▶ What you have to do
Filter the records below for the word "file". Copy each line that holds it.

**** Excerpted records

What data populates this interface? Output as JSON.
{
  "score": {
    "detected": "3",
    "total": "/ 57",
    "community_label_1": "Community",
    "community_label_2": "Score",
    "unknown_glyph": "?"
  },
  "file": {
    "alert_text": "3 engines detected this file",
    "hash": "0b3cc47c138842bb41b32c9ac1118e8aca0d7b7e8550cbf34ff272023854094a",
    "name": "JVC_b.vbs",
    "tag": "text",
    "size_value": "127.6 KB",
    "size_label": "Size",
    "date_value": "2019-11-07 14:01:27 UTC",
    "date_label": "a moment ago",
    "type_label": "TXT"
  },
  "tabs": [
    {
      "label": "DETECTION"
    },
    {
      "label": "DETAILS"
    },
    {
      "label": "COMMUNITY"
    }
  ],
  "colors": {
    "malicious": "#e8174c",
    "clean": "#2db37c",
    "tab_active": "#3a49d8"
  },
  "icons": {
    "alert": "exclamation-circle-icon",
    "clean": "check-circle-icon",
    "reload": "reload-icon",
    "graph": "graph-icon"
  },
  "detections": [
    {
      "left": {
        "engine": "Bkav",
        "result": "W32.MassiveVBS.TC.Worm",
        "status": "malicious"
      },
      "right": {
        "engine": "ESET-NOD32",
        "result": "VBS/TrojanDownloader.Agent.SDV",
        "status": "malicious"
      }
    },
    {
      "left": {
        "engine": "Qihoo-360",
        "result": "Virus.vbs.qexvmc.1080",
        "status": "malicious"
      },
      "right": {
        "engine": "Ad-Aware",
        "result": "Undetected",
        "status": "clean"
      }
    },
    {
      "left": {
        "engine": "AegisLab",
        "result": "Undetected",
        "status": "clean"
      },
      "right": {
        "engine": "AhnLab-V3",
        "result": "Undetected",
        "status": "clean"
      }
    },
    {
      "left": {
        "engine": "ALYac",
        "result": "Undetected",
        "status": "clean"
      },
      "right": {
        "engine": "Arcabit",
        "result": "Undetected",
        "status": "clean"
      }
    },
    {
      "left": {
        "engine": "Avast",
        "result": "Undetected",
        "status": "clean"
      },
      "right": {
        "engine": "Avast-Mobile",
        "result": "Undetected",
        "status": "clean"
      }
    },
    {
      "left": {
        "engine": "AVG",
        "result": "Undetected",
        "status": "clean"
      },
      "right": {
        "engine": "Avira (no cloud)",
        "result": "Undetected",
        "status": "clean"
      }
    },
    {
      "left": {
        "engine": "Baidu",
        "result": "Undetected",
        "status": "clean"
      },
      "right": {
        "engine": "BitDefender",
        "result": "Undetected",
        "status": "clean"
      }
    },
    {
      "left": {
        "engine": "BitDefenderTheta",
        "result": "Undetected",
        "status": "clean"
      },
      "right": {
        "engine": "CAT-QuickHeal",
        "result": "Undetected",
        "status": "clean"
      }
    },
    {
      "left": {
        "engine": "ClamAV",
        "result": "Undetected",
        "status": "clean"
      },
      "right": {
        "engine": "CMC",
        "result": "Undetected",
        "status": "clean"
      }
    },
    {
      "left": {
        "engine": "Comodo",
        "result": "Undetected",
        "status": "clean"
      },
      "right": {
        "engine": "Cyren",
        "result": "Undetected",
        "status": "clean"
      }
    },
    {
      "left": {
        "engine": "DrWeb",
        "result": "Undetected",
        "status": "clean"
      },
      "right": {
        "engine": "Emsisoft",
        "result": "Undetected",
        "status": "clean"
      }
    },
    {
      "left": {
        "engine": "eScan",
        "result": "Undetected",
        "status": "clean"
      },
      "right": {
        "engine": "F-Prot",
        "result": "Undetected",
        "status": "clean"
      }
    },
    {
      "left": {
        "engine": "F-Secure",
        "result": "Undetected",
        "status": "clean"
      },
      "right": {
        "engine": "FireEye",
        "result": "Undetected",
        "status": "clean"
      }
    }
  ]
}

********

▶ Task response
  "file": {
    "alert_text": "3 engines detected this file",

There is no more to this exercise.